## What you need to do
Your answer must be an exact copy of every record below.

Task input Block Start

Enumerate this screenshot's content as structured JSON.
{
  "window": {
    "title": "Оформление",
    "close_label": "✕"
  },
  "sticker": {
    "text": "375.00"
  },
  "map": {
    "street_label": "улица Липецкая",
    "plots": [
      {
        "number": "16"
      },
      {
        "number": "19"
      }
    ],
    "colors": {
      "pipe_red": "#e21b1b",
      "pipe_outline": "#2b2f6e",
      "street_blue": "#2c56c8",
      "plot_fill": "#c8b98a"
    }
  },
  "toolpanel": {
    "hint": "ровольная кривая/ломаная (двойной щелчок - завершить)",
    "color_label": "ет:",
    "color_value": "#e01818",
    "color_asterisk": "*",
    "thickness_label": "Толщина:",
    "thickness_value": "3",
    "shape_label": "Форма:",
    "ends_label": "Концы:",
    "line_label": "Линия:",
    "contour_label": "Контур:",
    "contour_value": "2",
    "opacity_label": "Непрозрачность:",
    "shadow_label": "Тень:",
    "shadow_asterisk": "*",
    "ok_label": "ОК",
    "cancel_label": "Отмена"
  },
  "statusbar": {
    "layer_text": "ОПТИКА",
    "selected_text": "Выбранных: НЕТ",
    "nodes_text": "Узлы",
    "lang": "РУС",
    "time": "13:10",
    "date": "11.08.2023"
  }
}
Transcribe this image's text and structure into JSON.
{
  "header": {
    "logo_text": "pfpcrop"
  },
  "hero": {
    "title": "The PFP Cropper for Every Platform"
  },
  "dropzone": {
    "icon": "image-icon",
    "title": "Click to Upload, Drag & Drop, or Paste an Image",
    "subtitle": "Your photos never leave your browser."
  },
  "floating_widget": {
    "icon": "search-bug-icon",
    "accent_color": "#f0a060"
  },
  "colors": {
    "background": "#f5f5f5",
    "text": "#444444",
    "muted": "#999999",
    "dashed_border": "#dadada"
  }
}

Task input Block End

## Solution below
Enumerate this screenshot's content as structured JSON.
{
  "window": {
    "title": "Оформление",
    "close_label": "✕"
  },
  "sticker": {
    "text": "375.00"
  },
  "map": {
    "street_label": "улица Липецкая",
    "plots": [
      {
        "number": "16"
      },
      {
        "number": "19"
      }
    ],
    "colors": {
      "pipe_red": "#e21b1b",
      "pipe_outline": "#2b2f6e",
      "street_blue": "#2c56c8",
      "plot_fill": "#c8b98a"
    }
  },
  "toolpanel": {
    "hint": "ровольная кривая/ломаная (двойной щелчок - завершить)",
    "color_label": "ет:",
    "color_value": "#e01818",
    "color_asterisk": "*",
    "thickness_label": "Толщина:",
    "thickness_value": "3",
    "shape_label": "Форма:",
    "ends_label": "Концы:",
    "line_label": "Линия:",
    "contour_label": "Контур:",
    "contour_value": "2",
    "opacity_label": "Непрозрачность:",
    "shadow_label": "Тень:",
    "shadow_asterisk": "*",
    "ok_label": "ОК",
    "cancel_label": "Отмена"
  },
  "statusbar": {
    "layer_text": "ОПТИКА",
    "selected_text": "Выбранных: НЕТ",
    "nodes_text": "Узлы",
    "lang": "РУС",
    "time": "13:10",
    "date": "11.08.2023"
  }
}
Transcribe this image's text and structure into JSON.
{
  "header": {
    "logo_text": "pfpcrop"
  },
  "hero": {
    "title": "The PFP Cropper for Every Platform"
  },
  "dropzone": {
    "icon": "image-icon",
    "title": "Click to Upload, Drag & Drop, or Paste an Image",
    "subtitle": "Your photos never leave your browser."
  },
  "floating_widget": {
    "icon": "search-bug-icon",
    "accent_color": "#f0a060"
  },
  "colors": {
    "background": "#f5f5f5",
    "text": "#444444",
    "muted": "#999999",
    "dashed_border": "#dadada"
  }
}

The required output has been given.